With the development of agriculture babies prospered around the world! A new study of prehistoric cemeteries in North America has bolstered this theory. When societies shift from a nomadic hunter-gatherer lifestyle to one based on the more sedentary routine of farming, populations swell, the theory says. The number of skeletons of children ages 5 to 19 found in ancient cemeteries across the continent reflects North America’s first baby boom, according to Jean-Pierre Bocquet-Appel, a researcher at the National Center for Scientific Research in Paris.

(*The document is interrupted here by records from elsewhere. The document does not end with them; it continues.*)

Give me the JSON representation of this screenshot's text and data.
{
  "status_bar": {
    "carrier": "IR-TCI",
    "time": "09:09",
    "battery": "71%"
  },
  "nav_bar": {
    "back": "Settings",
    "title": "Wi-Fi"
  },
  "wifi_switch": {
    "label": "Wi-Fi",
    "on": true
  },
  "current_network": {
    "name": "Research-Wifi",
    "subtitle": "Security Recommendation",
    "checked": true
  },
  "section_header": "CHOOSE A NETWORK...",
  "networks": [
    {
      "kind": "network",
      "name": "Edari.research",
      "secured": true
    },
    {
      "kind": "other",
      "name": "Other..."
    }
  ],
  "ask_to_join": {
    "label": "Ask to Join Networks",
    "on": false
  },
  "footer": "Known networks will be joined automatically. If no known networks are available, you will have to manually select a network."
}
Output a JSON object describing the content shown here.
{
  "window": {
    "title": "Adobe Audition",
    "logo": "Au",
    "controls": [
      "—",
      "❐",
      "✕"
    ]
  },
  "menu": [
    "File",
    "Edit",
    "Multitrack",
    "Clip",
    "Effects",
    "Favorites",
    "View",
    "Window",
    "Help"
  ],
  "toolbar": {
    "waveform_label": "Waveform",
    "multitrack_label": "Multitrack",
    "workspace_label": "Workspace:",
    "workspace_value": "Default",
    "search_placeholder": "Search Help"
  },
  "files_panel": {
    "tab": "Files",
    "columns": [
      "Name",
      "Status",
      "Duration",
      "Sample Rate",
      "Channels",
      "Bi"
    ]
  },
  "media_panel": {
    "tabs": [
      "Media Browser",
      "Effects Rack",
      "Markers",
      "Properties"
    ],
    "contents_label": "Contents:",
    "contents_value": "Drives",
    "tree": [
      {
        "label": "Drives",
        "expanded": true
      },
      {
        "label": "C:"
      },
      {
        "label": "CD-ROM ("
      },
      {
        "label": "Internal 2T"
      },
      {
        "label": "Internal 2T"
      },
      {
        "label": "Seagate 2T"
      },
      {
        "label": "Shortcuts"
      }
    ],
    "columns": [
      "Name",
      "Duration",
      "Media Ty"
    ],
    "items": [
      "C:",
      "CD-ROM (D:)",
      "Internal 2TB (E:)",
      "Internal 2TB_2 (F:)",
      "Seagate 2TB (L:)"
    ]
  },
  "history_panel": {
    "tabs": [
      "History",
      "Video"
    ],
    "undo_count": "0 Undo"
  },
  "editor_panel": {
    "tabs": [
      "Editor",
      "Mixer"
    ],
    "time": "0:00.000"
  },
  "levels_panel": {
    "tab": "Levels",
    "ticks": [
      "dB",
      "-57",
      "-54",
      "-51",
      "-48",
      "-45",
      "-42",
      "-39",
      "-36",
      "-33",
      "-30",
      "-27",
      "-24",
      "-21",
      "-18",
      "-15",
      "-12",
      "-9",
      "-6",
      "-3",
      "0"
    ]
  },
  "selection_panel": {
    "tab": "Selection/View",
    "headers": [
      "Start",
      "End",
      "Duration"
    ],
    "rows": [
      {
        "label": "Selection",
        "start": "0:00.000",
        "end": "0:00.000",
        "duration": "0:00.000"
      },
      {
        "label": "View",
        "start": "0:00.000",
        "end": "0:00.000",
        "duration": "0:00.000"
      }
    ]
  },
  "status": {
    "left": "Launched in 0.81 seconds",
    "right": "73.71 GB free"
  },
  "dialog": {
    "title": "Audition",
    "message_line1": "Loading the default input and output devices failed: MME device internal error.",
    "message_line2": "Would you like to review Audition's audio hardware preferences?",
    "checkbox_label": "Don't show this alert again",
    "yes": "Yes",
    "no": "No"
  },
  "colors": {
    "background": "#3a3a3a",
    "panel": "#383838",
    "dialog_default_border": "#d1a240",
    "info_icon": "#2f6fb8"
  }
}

Staying put allows women to have more babies, and a farming economy provides more food to support the growing population, explained Jean-Pierre Bocquet-Appel. “That (baby boom) doesn’t mean the living condition was worsening,” Bocquet-Appel said. “It means there were plenty of young people everywhere, and because there were plenty of young everywhere, there were plenty of young who died.”